Exactly what problem are you trying to solve?
The “too fast vs. too slow” problem, outdated containers, and complex packaging workflow. See The Problem to be Solved page for more detailed information.
How is this different from containers?
This is a build step that happens before containers. Modularity provides parallel availability of multiple versions that can be consumed by containers to enable parallel installation.
How does this differ from Software Collections (SCLs)?
Modularity is about building multiple versions of packages, and making them all available to users. SCLs are about installing software in parallel using RPM. These two don’t overlap, they complement each other. You can build a Modular SCL.
Couldn’t we solve this with having compat- packages, or putting versions into package names for different version streams?
That works technically, but the packaging workload doesn’t scale, and dependency interactions become complex. This will let packagers make more content available to users without an explosion of effort. Modules also help to solve the discoverability problem. For example, is httpd v2.4 in a package called httpd-2-4 or http-2?
Can I install more versions at once?
Modularity does not invent a new technology for parallel installation. Existing solution such as containers or Software Collections can be used to achieve this.
How is this different from RPM? Why not just different repos?
Technical: DNF performance with many repositories. We envision having tens or even hundreds of modules available to a single system.
User experience: A repository is a source of software provided by a vendor, not necessarily representing a single application, language stack, or any other logical unit of software. A repository typically contains multiple applications, stacks, etc. We do not want to change this concept.
Are you going to produce all versions? What lifecycles and versions are envisioned?
We are developing the technology such as the build pipeline and client tooling to enable contributors to build multiple versions. We envision longer lifecycles of stacks mainly for server, and devel/rolling releases of some stacks for developers. However, contributors to the Fedora project will be the deciders and maintainers of any versions that are available.
I can just ‘dnf downgrade’ to get an older version.. Why do we need modularity?
Using an older version that is no longer maintained can be dangerous, mostly because of the lack of security updates.
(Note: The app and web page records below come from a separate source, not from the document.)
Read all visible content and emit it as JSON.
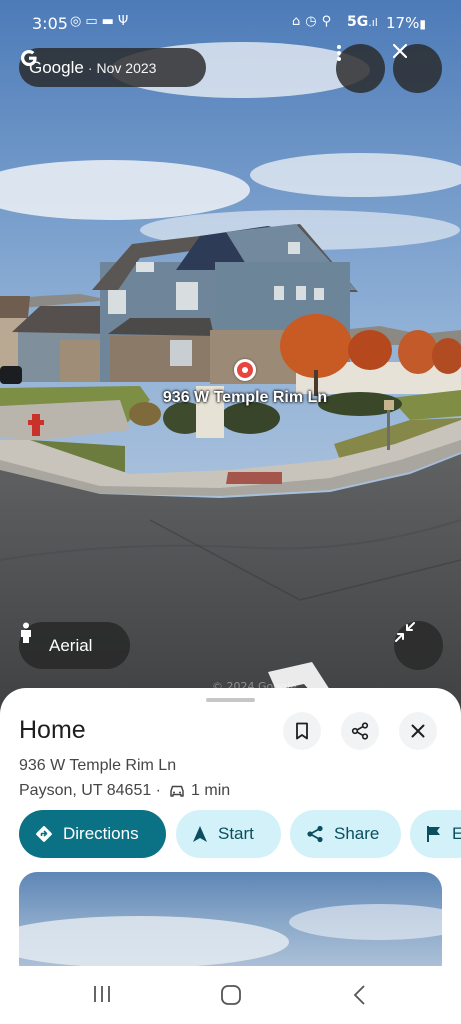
{
  "status_bar": {
    "time": "3:05",
    "left_icons": [
      "whatsapp-icon",
      "chat-icon",
      "folder-icon",
      "antenna-icon"
    ],
    "right_icons": [
      "tag-icon",
      "alarm-icon",
      "location-icon"
    ],
    "network": "5G",
    "battery": "17%"
  },
  "imagery": {
    "brand": "Google",
    "date": "Nov 2023"
  },
  "street_view": {
    "address_label": "936 W Temple Rim Ln",
    "aerial_label": "Aerial"
  },
  "place": {
    "title": "Home",
    "address": "936 W Temple Rim Ln",
    "city": "Payson, UT 84651",
    "travel_time": "1 min"
  },
  "actions": {
    "directions": "Directions",
    "start": "Start",
    "share": "Share",
    "more": "E"
  },
  "colors": {
    "primary": "#0b7285",
    "chip_bg": "#d3f1f8",
    "pin": "#e8453c"
  }
}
Modules, on the other hand, represent a major version that is still being actively maintained by the upstream and therefore should receive updates.
Is this different from single app VMs with custom versions?
This helps with a single app VM with custom versions. Same as with containers, it helps users to get the right version for their system.